The FBI came under broad attack Wednesday for a "fortress mentality" that blocks any outside scrutiny, as congressional leaders sought to rein in a once-vaunted agency they said appears to be spinning out of control.
"The image of the FBI in the minds of too many Americans is that this agency has become unmanageable, unaccountable and unreliable," Sen. Patrick J. Leahy (D-Vt.) said at a Senate hearing examining the bureau's recent string of embarrassments.
The indictment of the FBI by lawmakers and prominent witnesses was all the more remarkable because of how quickly the bureau's status has sunk. Just a year ago, many members of Congress were still giving Director Louis J. Freeh rave reviews and urging that the FBI be allowed to take over expanded responsibility for drugs and guns from other federal agencies.

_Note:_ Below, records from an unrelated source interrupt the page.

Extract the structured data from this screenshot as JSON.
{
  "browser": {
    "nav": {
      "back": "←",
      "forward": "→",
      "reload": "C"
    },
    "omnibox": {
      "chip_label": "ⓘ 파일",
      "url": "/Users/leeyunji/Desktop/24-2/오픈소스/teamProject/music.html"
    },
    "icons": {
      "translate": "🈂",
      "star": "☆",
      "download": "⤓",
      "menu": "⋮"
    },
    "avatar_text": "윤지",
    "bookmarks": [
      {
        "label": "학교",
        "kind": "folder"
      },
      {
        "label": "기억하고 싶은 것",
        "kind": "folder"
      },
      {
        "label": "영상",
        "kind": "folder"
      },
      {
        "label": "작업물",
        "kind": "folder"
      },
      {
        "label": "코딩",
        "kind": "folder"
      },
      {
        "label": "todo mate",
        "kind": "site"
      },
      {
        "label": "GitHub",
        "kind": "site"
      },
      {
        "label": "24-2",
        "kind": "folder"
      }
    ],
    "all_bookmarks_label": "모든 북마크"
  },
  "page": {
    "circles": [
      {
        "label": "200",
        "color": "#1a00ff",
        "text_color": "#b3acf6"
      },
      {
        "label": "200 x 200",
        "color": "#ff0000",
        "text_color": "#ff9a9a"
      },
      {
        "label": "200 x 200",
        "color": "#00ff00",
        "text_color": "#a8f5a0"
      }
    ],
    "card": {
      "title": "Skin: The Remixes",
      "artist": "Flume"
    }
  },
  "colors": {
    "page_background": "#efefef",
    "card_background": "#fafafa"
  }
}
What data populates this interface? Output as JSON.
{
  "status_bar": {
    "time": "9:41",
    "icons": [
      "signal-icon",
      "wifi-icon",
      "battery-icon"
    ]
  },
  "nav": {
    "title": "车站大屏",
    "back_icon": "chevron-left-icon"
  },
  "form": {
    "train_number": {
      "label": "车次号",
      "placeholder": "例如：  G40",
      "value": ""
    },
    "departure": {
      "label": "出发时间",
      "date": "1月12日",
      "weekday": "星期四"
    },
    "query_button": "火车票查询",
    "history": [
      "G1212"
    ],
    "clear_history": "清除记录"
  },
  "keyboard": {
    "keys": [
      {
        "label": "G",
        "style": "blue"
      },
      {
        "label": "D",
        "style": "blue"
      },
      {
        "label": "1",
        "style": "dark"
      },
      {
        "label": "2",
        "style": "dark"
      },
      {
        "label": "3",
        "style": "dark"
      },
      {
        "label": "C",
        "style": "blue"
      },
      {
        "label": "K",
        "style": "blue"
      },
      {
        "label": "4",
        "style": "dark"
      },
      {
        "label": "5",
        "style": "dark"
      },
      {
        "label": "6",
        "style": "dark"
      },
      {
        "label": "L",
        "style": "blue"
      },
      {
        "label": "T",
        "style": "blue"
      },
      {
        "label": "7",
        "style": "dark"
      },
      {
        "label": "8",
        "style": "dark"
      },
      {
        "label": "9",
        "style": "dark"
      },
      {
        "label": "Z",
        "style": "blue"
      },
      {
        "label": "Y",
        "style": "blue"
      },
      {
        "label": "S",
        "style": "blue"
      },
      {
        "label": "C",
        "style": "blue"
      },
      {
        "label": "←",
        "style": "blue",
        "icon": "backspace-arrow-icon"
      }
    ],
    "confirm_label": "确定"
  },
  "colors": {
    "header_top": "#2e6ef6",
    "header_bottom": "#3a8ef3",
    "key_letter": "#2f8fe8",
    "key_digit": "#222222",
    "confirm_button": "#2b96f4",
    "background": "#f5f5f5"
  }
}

But those plans were declared dead on Wednesday, and instead the FBI faced a blizzard of reform efforts aimed at making the bureau more accountable for its mistakes.
Atty. Gen. John Ashcroft on Wednesday ordered a comprehensive review on "reforming and improving the FBI," while two senators proposed an unprecedented top-to-bottom outside review of the agency aimed at accomplishing the same end. Meanwhile, the House Judiciary Committee approved a measure Wednesday from its chairman, Rep. F. James Sensenbrenner Jr. (R-Wis.), to create an inspector general post as a watchdog over the FBI, an oversight role that the bureau has generally resisted. A similar idea was proposed in the Senate.
The reforms are considered particularly critical given the FBI's pending changeover in leadership as Freeh prepares to depart.
During nearly three hours of testimony before the Senate Judiciary Committee, lawmakers from both parties slammed the 11,000-agent FBI over what Sen. Richard Durbin (D-Ill.) called "a litany of embarrassing blunders."
Drawing the biggest headlines in recent weeks have been the FBI's failure to uncover the alleged espionage activities of former agent Robert Philip Hanssen and its failure to disclose 4,000 pages of materials in the Oklahoma City bombing investigation--a blunder that forced a one-month delay in Timothy J. McVeigh's execution.
But senators and law-enforcement officials who have dealt with the FBI also lit into the bureau over a series of other serious missteps in the last few years.
These included misleading statements concerning the Branch Davidian standoff near Waco, Texas; agents' overly friendly relationship with mob informants in Boston; evidence of widespread ineptitude in the FBI lab; and botched investigations into nuclear scientist Wen Ho Lee, who was cleared of spying allegations, and security guard Richard Jewell, cleared as the prime suspect in the Olympic bombing in Atlanta.
Just this week, an FBI security expert in Las Vegas who had access to informant identities and witness lists was charged with selling secret FBI information to organized crime figures and others under investigation.
"Sometimes you owe it to a friend to look him in the eye and tell him the hard truth," said Sen. Charles E. Schumer (D-N.Y.), a longtime supporter of the FBI and friend of Freeh's. "The hard truth is that the FBI has made mistake after mistake after mistake."
But the expert witnesses appearing before the Judiciary Committee said the FBI has been unwilling to own up to its mistakes because of a "culture of arrogance" that resists self-scrutiny and seems to perpetuate a mistrust of outsiders.
Former Republican Sen. John C. Danforth, who spent 14 months heading a federal investigation into the FBI's conduct in the Branch Davidian standoff, told the panel that even though the FBI was ultimately cleared of serious wrongdoing, many employees were evasive and uncooperative during his review.
Danforth said he had to threaten to get a search warrant before the FBI would turn over certain documents, and one FBI agent who acted as a liaison to Danforth's investigation has allegedly suffered retaliation from the bureau as a result of his cooperation.
"A long-standing value of the FBI is not to embarrass the FBI. Mistakes are embarrassing, so rather than admit them, cover them up," Danforth said.
Similarly, Norman J. Rabkin, a director with the General Accounting Office, said that when his office did a review of how the federal government responds to terrorist incidents, it ran into so many roadblocks from the FBI that it decided to drop the agency from its review.
Of all the federal agencies that the GAO monitors, "the FBI is by far our most contentious," Rabkin said.
Freeh was invited to testify at the hearing to give the FBI's perspective, but he told the committee that he was "unavailable," said a disappointed Leahy.
At the time of the midday hearing, Freeh was being given a send-off at the FBI's courtyard, attended by about 1,000 employees. He announced last month that he is leaving his post at the end of June, although a departure date has still not been set. Robert Mueller, a federal prosecutor in San Francisco, is considered the White House's leading candidate to replace him.
FBI officials declined to respond to the allegations after the hearing. But in a letter dated Wednesday, senior FBI official John Collingwood told the GAO's Rabkin that the bureau will take steps to be more accessible to outside scrutiny and "make your job easier."